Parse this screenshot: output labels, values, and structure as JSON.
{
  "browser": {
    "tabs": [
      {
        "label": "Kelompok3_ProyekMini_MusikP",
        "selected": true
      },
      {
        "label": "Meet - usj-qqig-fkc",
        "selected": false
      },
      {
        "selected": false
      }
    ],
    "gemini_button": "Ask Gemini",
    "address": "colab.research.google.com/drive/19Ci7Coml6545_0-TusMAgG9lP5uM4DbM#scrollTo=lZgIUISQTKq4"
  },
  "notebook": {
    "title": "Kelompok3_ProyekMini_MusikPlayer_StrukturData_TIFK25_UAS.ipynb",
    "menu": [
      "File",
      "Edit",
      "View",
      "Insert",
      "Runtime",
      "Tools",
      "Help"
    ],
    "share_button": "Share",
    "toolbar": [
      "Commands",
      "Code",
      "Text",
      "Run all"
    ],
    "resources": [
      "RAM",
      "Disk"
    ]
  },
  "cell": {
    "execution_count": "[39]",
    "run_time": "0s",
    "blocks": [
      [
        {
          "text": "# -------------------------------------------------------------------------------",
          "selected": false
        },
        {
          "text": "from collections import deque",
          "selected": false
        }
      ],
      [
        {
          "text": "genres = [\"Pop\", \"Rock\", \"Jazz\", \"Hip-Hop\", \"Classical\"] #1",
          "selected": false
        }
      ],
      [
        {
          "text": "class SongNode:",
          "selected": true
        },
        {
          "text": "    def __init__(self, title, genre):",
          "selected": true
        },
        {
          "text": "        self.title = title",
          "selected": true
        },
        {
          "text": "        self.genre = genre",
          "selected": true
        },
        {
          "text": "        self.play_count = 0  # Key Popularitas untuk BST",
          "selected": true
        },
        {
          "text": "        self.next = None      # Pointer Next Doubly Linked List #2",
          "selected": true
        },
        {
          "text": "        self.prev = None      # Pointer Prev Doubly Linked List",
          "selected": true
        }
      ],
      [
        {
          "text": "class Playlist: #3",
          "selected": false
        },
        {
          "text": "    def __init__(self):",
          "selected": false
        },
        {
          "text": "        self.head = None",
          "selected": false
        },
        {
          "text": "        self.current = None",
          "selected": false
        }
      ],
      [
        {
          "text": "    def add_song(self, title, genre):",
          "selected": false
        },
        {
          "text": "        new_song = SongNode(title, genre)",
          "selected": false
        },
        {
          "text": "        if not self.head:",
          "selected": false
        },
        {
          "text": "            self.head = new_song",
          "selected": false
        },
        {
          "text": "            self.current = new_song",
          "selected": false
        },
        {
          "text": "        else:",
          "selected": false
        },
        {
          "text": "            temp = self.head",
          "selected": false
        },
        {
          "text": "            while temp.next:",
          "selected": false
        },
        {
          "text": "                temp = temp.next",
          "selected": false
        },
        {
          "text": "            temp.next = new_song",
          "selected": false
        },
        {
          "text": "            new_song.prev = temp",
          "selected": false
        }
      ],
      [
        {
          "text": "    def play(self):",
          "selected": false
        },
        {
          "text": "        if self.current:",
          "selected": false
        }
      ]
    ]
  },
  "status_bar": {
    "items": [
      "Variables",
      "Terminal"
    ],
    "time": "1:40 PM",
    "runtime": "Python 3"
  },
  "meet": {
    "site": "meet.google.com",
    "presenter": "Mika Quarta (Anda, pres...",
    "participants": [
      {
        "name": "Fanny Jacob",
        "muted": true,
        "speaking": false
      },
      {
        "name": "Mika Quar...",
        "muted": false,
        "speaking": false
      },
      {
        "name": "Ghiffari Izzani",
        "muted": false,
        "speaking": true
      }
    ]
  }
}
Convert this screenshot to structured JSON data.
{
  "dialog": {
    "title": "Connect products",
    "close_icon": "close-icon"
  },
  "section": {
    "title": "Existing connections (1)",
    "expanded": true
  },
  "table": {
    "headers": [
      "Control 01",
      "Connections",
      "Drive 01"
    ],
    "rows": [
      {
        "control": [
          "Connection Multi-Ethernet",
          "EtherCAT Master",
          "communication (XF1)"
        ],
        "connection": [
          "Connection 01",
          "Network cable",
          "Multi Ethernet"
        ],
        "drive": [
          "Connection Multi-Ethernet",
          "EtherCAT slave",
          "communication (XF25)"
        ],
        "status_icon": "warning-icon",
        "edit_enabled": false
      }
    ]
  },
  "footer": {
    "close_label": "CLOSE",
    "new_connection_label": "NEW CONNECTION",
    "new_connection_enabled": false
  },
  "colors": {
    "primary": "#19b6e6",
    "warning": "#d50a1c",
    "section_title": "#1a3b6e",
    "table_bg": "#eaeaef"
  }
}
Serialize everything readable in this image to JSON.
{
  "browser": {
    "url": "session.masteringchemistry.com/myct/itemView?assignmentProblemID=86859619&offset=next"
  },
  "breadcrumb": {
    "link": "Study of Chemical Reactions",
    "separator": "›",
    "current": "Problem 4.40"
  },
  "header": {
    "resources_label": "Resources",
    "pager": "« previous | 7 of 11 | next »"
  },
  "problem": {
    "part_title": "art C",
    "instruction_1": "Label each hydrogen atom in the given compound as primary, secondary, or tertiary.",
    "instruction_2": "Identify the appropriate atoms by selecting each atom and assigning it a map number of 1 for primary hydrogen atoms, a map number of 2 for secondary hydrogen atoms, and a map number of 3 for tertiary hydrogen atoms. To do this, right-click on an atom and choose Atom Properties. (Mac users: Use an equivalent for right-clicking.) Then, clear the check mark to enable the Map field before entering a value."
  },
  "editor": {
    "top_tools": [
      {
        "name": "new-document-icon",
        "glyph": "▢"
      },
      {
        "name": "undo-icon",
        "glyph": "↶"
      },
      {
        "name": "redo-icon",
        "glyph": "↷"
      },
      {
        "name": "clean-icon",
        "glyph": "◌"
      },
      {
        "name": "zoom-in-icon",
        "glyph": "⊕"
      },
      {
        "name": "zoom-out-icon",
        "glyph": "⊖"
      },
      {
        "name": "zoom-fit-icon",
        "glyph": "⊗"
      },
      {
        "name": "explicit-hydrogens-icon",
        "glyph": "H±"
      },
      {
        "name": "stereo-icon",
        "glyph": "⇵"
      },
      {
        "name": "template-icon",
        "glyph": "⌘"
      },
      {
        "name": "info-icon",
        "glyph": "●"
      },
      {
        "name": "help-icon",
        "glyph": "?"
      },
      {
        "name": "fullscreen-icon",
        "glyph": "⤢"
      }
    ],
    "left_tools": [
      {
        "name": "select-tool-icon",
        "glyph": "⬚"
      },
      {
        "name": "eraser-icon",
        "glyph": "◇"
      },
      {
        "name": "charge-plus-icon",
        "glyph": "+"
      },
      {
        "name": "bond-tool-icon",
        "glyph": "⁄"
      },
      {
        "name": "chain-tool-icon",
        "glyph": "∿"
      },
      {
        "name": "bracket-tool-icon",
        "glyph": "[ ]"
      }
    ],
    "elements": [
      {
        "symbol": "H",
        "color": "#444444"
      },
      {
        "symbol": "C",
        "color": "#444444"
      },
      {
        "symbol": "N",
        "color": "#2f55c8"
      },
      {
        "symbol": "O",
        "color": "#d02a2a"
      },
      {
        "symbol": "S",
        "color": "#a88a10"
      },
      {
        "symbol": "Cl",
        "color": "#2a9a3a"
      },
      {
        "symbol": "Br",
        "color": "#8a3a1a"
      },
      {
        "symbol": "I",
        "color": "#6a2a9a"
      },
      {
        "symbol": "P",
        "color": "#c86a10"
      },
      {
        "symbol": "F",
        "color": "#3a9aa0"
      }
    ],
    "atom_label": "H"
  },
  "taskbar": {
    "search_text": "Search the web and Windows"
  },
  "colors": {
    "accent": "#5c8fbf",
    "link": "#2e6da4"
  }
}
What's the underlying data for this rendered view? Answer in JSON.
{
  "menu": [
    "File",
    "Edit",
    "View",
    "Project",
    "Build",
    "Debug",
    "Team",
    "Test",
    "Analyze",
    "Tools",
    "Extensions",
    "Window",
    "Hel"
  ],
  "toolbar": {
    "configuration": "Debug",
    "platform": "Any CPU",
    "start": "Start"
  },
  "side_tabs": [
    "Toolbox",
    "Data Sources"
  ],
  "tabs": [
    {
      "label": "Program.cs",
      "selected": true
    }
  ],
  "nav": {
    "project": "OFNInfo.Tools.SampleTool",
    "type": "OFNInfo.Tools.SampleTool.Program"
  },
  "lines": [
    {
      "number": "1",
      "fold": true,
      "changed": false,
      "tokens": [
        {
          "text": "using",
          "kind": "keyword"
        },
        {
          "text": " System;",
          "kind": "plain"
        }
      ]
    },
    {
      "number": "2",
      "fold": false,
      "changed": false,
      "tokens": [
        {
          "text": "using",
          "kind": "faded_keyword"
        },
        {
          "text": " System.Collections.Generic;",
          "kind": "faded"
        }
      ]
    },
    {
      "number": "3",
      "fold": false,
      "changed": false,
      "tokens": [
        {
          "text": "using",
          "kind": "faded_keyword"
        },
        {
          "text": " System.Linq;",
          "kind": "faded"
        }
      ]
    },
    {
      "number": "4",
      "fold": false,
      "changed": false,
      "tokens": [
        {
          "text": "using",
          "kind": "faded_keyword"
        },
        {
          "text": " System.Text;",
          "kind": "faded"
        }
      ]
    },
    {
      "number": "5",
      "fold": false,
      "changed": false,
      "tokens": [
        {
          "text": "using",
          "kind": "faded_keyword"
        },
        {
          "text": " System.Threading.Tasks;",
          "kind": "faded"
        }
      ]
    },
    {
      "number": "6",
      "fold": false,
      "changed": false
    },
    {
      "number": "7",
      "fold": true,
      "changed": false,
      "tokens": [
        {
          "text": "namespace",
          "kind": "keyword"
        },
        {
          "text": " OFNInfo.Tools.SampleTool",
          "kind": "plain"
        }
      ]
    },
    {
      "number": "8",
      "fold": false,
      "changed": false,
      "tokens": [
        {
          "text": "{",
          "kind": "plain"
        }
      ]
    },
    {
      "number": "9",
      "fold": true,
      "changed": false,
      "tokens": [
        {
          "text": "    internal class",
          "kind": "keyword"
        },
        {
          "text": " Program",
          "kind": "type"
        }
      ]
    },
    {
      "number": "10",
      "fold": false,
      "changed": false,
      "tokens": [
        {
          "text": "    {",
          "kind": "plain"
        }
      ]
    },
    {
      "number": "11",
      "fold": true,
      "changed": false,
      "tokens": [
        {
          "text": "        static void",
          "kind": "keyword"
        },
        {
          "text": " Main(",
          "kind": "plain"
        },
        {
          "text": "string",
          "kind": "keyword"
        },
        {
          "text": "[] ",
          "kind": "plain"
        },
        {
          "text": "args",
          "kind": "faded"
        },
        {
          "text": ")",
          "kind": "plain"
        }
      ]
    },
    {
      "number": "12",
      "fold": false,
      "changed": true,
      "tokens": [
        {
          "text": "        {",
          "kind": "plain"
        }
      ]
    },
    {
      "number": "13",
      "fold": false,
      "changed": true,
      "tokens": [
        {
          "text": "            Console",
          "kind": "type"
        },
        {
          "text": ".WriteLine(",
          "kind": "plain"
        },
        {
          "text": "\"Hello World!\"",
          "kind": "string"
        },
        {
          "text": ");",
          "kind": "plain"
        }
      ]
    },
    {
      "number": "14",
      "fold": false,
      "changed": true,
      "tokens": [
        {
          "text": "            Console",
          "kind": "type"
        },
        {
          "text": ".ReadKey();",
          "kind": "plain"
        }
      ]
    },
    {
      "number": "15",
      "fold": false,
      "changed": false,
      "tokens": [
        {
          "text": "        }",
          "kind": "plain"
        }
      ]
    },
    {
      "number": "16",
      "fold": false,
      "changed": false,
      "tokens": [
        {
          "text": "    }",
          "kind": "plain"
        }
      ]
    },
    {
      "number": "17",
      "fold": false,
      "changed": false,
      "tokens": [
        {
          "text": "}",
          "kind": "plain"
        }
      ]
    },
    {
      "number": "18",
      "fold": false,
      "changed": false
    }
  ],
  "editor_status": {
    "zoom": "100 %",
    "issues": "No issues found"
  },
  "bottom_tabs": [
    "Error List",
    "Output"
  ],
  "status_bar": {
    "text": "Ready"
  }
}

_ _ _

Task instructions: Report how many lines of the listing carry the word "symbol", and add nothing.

Written solution: 10